(Beginning of Records for the task)

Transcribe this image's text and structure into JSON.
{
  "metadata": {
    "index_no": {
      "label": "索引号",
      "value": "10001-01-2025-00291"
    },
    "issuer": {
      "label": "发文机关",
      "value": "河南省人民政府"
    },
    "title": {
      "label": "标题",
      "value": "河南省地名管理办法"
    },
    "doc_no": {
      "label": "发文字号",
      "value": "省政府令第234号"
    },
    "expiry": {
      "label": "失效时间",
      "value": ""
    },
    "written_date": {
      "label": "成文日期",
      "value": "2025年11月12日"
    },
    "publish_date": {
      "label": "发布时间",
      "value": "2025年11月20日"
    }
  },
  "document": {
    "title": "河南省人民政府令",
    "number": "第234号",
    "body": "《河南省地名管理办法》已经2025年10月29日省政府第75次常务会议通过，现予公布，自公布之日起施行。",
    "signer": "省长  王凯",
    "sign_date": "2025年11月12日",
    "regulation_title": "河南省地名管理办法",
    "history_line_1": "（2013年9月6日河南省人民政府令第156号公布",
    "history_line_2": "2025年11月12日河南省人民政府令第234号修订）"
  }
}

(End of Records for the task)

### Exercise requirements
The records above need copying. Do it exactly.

### Written reply
Transcribe this image's text and structure into JSON.
{
  "metadata": {
    "index_no": {
      "label": "索引号",
      "value": "10001-01-2025-00291"
    },
    "issuer": {
      "label": "发文机关",
      "value": "河南省人民政府"
    },
    "title": {
      "label": "标题",
      "value": "河南省地名管理办法"
    },
    "doc_no": {
      "label": "发文字号",
      "value": "省政府令第234号"
    },
    "expiry": {
      "label": "失效时间",
      "value": ""
    },
    "written_date": {
      "label": "成文日期",
      "value": "2025年11月12日"
    },
    "publish_date": {
      "label": "发布时间",
      "value": "2025年11月20日"
    }
  },
  "document": {
    "title": "河南省人民政府令",
    "number": "第234号",
    "body": "《河南省地名管理办法》已经2025年10月29日省政府第75次常务会议通过，现予公布，自公布之日起施行。",
    "signer": "省长  王凯",
    "sign_date": "2025年11月12日",
    "regulation_title": "河南省地名管理办法",
    "history_line_1": "（2013年9月6日河南省人民政府令第156号公布",
    "history_line_2": "2025年11月12日河南省人民政府令第234号修订）"
  }
}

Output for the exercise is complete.